After a long and arduous campaign, a newly reelected President Barack Obama confronts his next challenge: binding together a deeply divided nation and turning from campaigning to governing.
The irony is that the most expensive election in American history produced a status-quo outcome. Now the question is whether it will change the status quo that has governed Washington not just during Obama's presidency but for most of the past decade.
Obama will confront a daunting agenda, from an economy that is still far less robust than he had promised it would be to the looming problem of debt, deficits and the growth of federal entitlement programs that produced an ugly battle during his first term. The "fiscal cliff" looms in December, which either will force action and agreement or define a new landscape of disagreement.
Tuesday's election produced an uncertain mandate, although Obama will attempt to claim one. Obama offered a plan for the future, but not one that deals directly with some of the problems he will have to confront immediately. His campaign was geared more to defining and attacking opponent Mitt Romney than creating a mandate for a second term.
It will now be left to him to create a true mandate for his agenda and then through leadership that combines compromise with conviction, produce a political consensus in Congress and the country to put that agenda into place. There was enough in the exit polls to suggest that voters remain in sharp disagreement over the way forward, and in many cases the voters hold contradictory views about how to get there.
Obama found the coalitions he needed, almost state by state, to win reelection. In Ohio, he was aided by the auto bailout and some extra votes from working-class white voters. In other states, Latinos helped power him to victory. Elsewhere, it was women who played a critical role. But while Obama won a series of closely contested battleground states, the campaign was ending with Americans as polarized as they were when it began nearly two years ago.
Nationally, voters were split along racial, cultural and economic lines, and the divisions the winner will confront were evident from the national exit polls.
Six in 10 voters said Tuesday that the economy was the most important issue. Romney was winning a narrow majority of those voters. Asked to cite the biggest economic problems, four in 10 said unemployment. Obama was winning among those voters. Another four in 10 said rising prices. Obama and Romney were splitting those voters.
The president's health-care plan was another fault line. Almost half the voters said they favored its repeal, in whole or in part, and more than eight in 10 of them backed Romney. But 94 percent of those who said the plan should be expanded or kept as is supported Obama.
Voters were evenly divided on which candidate they trusted to deal with the deficit. Those who said Romney backed his candidacy by 95 percent to 3 percent. Those who cited Obama backed him 98 to 1.
A majority of voters said government is doing too many things, and three-quarters of them backed Romney. The 43 percent who said government should do more to solve problems split 81 to 17 for Obama.

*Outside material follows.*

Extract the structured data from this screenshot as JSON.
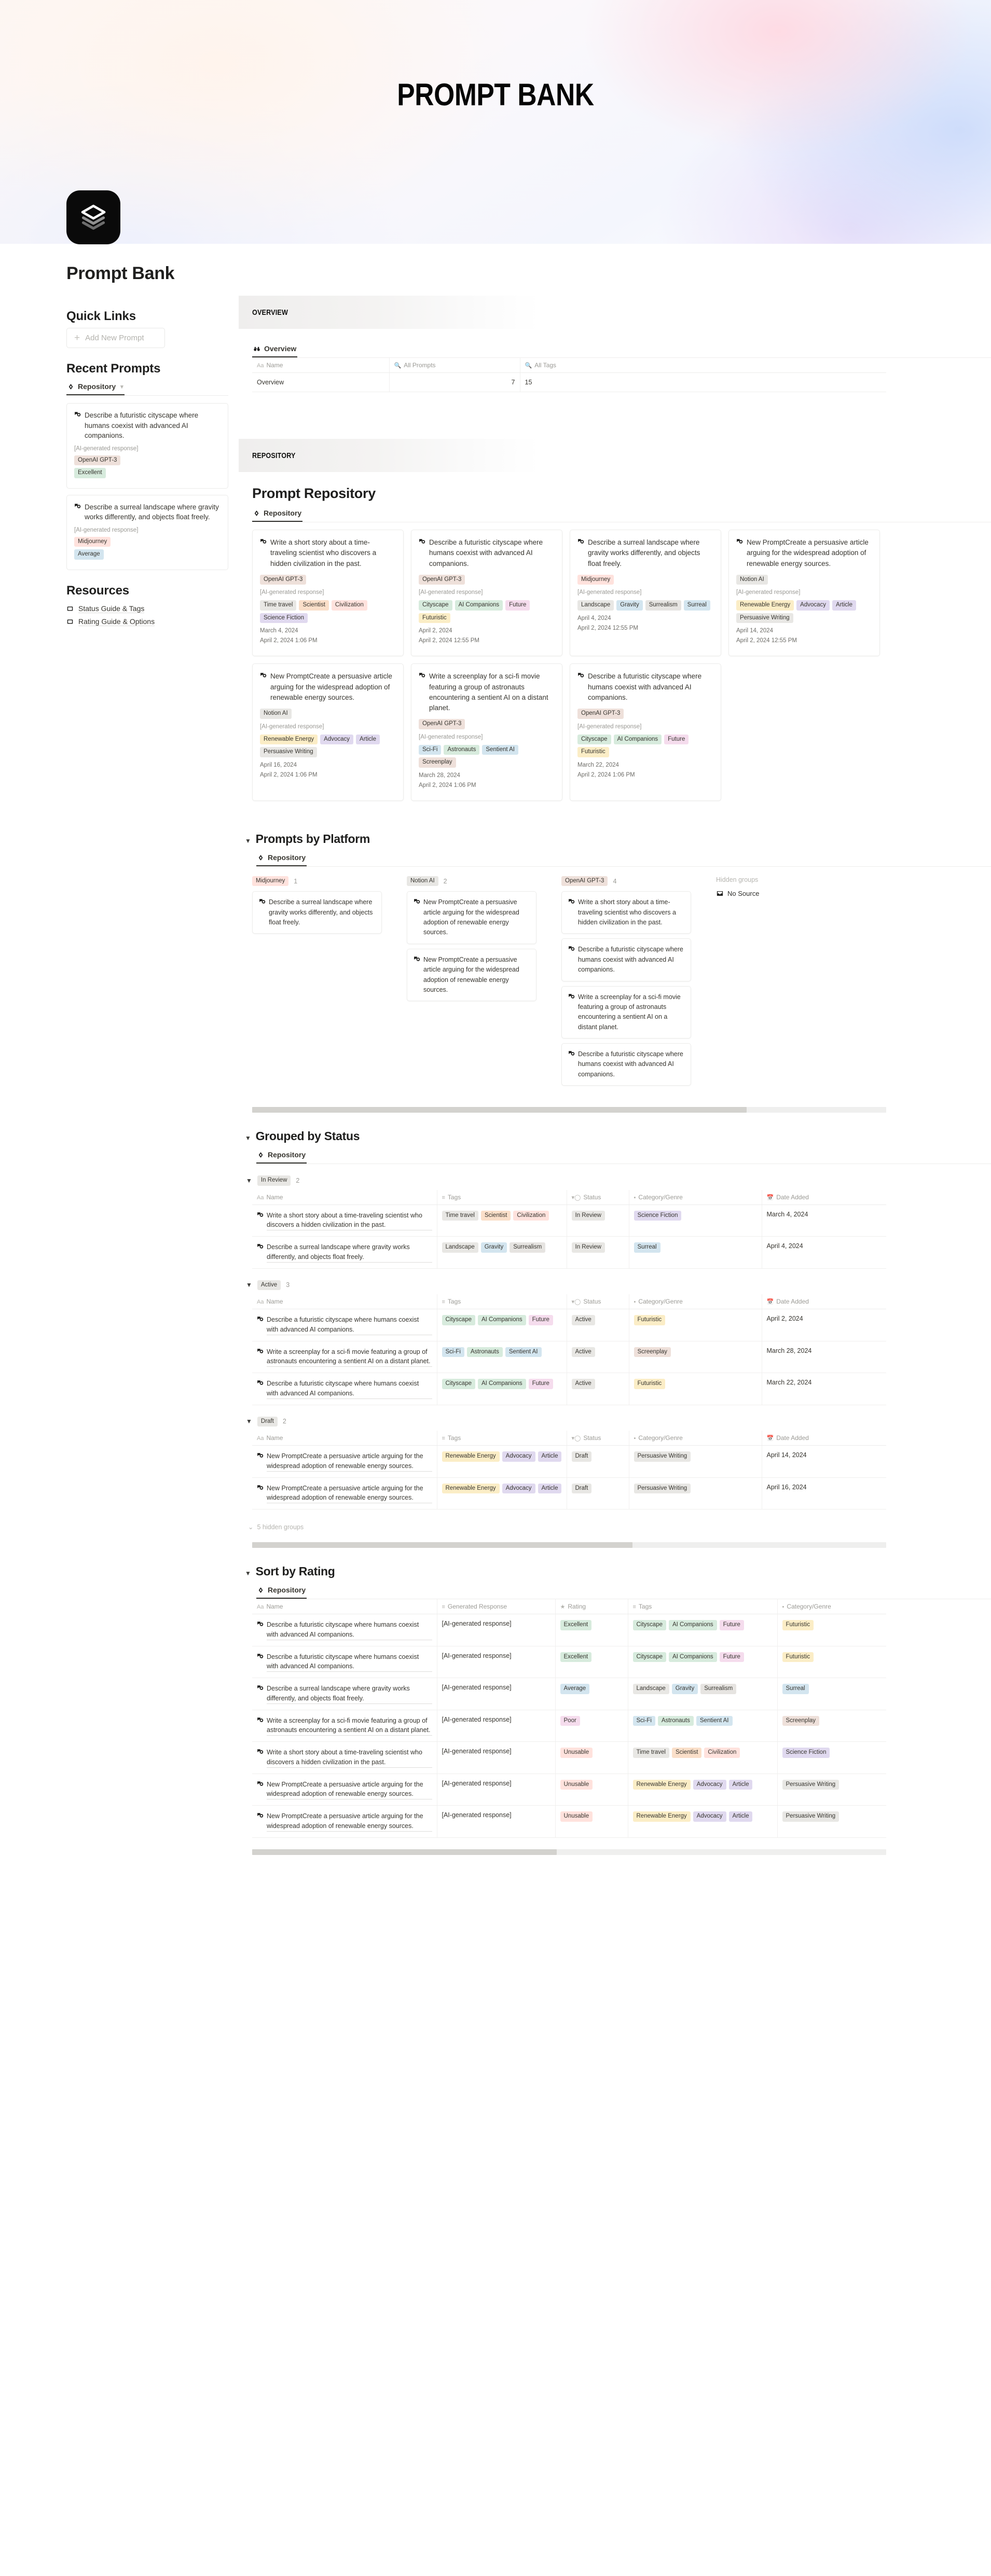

Obama and Romney fought out the campaign as a contest of competing visions, and the voters picked their sides and their candidates with passion Tuesday. Both candidates warned of dire consequences if the other prevailed. Both spent much of their time courting and mobilizing their bases.
As a result, said William Galston of the Brookings Institution, the campaign did little to heal the divisions that have defined politics and the debates in Washington for much of the past decade. "I don't think there is anything in this election that has pointed a way forward," he said.
Not that everyone is pessimistic about the future. Both Obama and Romney ended their campaigns with an appeal for bipartisanship. Some Democrats believe that Obama will have the latitude from his base to strike deals with Republicans and that enough Republicans will be chastened by losing the election to cooperate more with him than they have in the first term.
They also believe that Republicans will have learned the lesson from their posture of opposition during Obama's first term, and already on Tuesday night it was clear that Republicans would be entering a period of reflection and recrimination about what happened and how they should respond. Republicans now must contend with the reality that they lost what seemed like an optimum opportunity to defeat an incumbent president.
Before the votes were counted, some Republicans argued that Romney would have a better chance of changing the status quo in Washington than Obama, that the president's first term created near-irreparable relations with the Republicans. Former Mississippi governor Haley Barbour said early Tuesday that he hoped Obama would change if reelected, but he said he doubted that would be the case. "I think he's an ideologue," he said. "I hope I'm wrong."
Obama will now have the opportunity to show his true colors, in terms of both his ideological convictions and his ability to produce the kind of cross-party consensus he said he yearns to create.
Thomas Mann of the Brookings Institution argued that, given the divisions in the country, campaigns cannot produce mandates. It is too risky, he said, to campaign on a bold agenda for dealing with problems that have resisted resolution for decades.
"In this polarized, highly competitive environment, it's the best way to kill your proposals, if not lose the election," he said. "It's the kind of grubby work that has to be done after the election."
That is now Obama's challenge. Since the debt-ceiling debacle, he has been running full time for reelection, and he unleashed a campaign far different in tone and tenor than his first. Now, with another term assured, he will be judged on how well he governs the second time around.